Examining Traditional Leadership Theories and How They Translate to Practical Skills for Great Leaders
Natural leaders can be hard to come by. Most of us have to learn the skills needed to be effective at leading groups of people, especially if those people have conflicting viewpoints. In the workplace, these leaders are worth their weight in gold — but what qualities do they have? Which leadership theories best encourage these qualities among management and employees alike?
We’ve all seen them out there and many of us are a little jealous of the ease in which they work a crowd. They may have big personalities or they might not enjoy the spotlight. One thing is certain: when they talk, people listen.
They are leaders.
Ideally, we are hiring and training these people to lead our small businesses. Good leaders are essential to making a business function at its highest potential. A poor leader leaves employees floundering and frustrated and brings down the productivity and morale of the workplace.
5 Famous Leadership Theories
1. Great Man
The Great Man theory can best be summed up by the famous tenet: “Great leaders are made, not born.” In other words, leadership is an inherent trait and cannot be taught via textbooks or career development training. One of the older theories of leadership, it posits that the cream of a group will rise to the top, especially for leadership positions.
This theory focuses on giving employees the agency to explore their own creations and innovations to create results. Transformational leaders drive, rally, and excite team members. They focus more on clearly and regularly communicating with and among their team and peers. This, in turn, fosters independence among the workforce.
Transactional leaders operate with a goal similar to transformational leaders but with more direction among employees. Typically, transactional leaders value structure over creativity. They believe that the results they look for come from their direction rather than encouragement.
Servant leadership is a newer concept and focuses on talent development. It may look a lot like transformational leadership, but that theory still focuses on getting results for the organization. Servant leadership focuses on getting results for the employee. Servant leaders work to uplift their employees via training, mentoring, and any other support the talent requires.
Leaders who juggle many different personalities among their employees may use situational leadership theory. This theory does what it says on the label: leaders apply the theory to the employee who needs it or the circumstance that calls for it. This theory can be difficult for leaders who struggle with adaptability. It also takes a good degree of emotional intelligence to use the correct theories for the correct situations.
Skills and Traits of Great Leaders

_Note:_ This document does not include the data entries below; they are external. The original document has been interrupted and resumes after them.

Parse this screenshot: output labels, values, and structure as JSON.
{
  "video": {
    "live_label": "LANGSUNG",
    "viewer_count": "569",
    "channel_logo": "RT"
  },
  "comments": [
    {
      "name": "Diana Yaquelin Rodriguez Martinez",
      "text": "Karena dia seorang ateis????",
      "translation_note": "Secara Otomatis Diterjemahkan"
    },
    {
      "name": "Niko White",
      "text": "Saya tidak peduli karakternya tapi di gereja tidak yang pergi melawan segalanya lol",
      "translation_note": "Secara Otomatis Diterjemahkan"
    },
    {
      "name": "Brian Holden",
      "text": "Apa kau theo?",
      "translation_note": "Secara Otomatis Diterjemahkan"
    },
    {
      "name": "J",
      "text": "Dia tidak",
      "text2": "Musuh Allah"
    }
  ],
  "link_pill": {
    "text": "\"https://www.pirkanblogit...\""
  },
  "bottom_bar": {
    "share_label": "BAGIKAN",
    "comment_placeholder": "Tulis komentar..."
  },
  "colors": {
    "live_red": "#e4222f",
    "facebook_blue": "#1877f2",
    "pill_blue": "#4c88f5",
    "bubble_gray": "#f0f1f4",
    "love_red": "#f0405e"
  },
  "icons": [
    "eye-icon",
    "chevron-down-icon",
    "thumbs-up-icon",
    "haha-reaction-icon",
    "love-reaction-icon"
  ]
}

You’ve undoubtedly heard the phrase ‘treat others the way you’d want to be treated.’ The lessons contained in that phrase are a key part of good leadership — but it goes even deeper than that. The best leaders are empathetic towards employees, meaning they strive to understand and are invested in their employees’ issues.
Emotional intelligence always ranks highly for good leaders and managers. This is because employees value being treated like a real person, worth more than what they produce for the company. Data even shows that employees who feel as though they are valued and cared for are more likely to produce quality work at a higher rate.
Leaders show empathy in several ways such as listening to employees and offering advice to problems where appropriate. They can also be flexible with employees that work hard but are struggling to maintain a strict schedule. The COVID-19 pandemic is a perfect example of this. Many employees are still willing to do great work, but they need greater flexibility to balance the challenges life is throwing at them.
Great leaders are also able to roll with the punches and keep bringing their ‘A’ game in challenging and rapidly changing environments. The fact of the matter is that in small businesses, big surprises and changes can happen at a moment’s notice. A real leader is one who can not only handle the shake-ups themselves but can help employees get through frustrating and confusing times.
Logistics professionals are one example of this adaptability skill in action. Different problems and concerns come at you on a whim and need quick critical thinking skills and working under pressure to respond promptly. Every issue is different and requires a different fix. Throughout the day, these professionals may have to adapt responses to completely different circumstances.
Once again, the COVID-19 pandemic is a great example of a real-world challenge for leaders. This time in adaptability. Many employers and managers have been forced to adapt their jobs to working with employees remotely. It has been and will continue to be challenging, but one that brings out the best in good leadership.
Finally, communication skills will always remain atop the list of good leader credentials. Communication is the cornerstone of effectively completing tasks. Nothing is more annoying than goals and objectives that continually change without explanation.
When those who leave their jobs for new ones are surveyed, nearly two-thirds of them will tell you that at least part of the reason for the move had to do with a bad boss. Good bosses and leaders are honest, straightforward, and actively try to avoid micromanaging their employees. Likewise, good leaders try to lay all the facts out for their employees. They’re also open to new ideas and strategies for completing tasks.
COVID-19 is also putting a leader’s ability to communicate to the test. For instance, if employees are back in the workplace, leaders must detail the risks, expectations, and contingency plans associated with COVID-19 at work. There should be clear plans in place in the event of an outbreak, and good leaders will be available and willing to answer any and all questions.
Strong leaders are not always easy to come by, but they make a profound difference in the workplace. Skills such as empathy, adaptability, and communication are highly valuable in small business leaders and tend to become clear in difficult times. COVID-19 provides a real-world example of how all these skills currently come together in the workforce.